• Aim of the task: Count the lines below that contain the word "label", and reply with that number alone.

Data records for software interfaces
-- Opening Marker --

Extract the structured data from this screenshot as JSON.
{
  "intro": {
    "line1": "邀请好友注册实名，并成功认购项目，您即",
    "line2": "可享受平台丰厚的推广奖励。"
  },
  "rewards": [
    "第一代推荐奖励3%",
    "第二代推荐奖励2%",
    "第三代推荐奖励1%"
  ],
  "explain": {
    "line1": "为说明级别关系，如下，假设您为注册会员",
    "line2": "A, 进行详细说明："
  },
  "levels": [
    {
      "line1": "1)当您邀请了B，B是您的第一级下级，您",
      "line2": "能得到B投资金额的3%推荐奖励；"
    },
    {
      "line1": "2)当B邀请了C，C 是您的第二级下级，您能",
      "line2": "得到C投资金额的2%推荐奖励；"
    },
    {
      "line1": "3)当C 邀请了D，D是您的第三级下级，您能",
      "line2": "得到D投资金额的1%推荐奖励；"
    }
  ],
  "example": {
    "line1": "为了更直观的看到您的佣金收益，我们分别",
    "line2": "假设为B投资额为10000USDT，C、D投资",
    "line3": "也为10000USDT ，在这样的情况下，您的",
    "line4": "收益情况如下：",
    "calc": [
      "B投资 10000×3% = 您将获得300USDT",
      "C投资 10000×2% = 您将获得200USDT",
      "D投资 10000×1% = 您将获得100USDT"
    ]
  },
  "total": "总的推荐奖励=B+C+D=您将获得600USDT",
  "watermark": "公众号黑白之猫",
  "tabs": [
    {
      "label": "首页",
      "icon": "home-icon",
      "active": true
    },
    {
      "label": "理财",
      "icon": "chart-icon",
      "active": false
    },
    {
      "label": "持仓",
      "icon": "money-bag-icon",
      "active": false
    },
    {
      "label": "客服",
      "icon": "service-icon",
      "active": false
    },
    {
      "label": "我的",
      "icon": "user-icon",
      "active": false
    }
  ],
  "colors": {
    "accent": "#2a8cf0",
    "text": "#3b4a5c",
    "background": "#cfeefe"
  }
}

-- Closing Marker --

• Written reply: 5